:: What you have to do ::
List each line of the data in which the string "Школьная" appears.

** Data section follows **

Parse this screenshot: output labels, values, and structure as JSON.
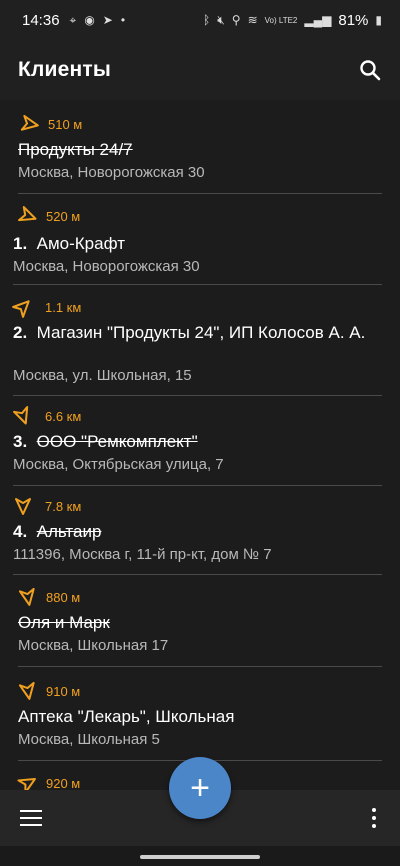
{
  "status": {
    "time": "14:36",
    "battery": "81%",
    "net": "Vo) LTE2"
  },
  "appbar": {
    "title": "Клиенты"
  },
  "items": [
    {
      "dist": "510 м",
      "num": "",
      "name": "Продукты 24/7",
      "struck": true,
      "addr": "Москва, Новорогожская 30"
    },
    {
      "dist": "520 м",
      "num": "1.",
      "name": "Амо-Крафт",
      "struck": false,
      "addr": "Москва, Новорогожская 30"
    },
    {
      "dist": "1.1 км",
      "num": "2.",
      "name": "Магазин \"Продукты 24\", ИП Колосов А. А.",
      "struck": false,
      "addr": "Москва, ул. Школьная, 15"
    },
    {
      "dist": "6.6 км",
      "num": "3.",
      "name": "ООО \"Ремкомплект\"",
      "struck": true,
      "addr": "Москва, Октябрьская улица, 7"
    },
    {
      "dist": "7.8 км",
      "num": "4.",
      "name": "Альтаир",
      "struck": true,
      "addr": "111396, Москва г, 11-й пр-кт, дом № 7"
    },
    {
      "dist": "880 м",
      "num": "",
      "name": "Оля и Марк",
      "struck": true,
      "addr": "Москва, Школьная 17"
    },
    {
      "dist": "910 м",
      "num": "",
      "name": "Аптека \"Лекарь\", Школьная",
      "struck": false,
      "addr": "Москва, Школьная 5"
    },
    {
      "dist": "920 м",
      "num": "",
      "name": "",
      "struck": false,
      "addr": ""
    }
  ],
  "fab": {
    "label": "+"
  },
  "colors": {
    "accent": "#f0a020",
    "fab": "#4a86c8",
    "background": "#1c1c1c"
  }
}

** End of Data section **

:: Output ::
      "addr": "Москва, ул. Школьная, 15"
      "addr": "Москва, Школьная 17"
      "name": "Аптека \"Лекарь\", Школьная",
      "addr": "Москва, Школьная 5"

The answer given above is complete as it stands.